Task to carry out
Examine the records and identify each line that includes the string "value". Copy those lines.

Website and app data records
________________
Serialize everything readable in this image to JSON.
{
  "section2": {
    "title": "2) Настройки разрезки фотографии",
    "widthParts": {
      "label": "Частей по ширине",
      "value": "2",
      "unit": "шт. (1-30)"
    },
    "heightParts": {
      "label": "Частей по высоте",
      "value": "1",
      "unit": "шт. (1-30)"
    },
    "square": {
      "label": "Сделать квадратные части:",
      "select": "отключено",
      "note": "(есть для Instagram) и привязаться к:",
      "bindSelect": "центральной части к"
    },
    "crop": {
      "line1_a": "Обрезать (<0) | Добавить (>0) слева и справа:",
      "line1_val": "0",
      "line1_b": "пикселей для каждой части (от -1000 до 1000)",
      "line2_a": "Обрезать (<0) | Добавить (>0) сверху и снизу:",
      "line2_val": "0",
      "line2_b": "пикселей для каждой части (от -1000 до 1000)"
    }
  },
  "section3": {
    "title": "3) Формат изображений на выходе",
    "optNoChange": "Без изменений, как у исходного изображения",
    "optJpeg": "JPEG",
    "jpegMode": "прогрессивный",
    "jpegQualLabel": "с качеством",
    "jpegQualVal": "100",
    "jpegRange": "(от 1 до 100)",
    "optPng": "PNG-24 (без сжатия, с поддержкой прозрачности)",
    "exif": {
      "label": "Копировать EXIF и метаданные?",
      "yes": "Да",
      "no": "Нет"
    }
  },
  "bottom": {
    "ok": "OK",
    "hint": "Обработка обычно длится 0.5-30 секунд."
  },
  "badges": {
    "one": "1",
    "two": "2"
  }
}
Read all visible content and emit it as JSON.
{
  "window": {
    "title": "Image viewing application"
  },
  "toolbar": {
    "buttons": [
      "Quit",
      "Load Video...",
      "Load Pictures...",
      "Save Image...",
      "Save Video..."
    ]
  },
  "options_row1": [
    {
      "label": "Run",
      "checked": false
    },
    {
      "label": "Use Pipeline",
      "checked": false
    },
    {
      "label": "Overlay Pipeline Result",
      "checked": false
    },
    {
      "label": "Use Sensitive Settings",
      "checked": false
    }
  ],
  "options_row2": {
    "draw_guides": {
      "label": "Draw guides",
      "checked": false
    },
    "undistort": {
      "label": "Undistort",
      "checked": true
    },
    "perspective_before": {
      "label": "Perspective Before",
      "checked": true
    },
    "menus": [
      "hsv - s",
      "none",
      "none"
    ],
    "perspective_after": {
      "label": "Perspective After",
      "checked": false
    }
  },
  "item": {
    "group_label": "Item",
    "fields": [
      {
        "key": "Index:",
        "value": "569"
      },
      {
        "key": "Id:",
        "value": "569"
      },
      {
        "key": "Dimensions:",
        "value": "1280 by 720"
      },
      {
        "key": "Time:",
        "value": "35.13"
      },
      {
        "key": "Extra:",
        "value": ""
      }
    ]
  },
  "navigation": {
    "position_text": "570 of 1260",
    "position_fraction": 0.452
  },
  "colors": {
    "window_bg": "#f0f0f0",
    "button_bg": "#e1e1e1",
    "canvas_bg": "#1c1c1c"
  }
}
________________
Written response
      "value": "2",
      "value": "1",
        "value": "569"
        "value": "569"
        "value": "1280 by 720"
        "value": "35.13"
        "value": ""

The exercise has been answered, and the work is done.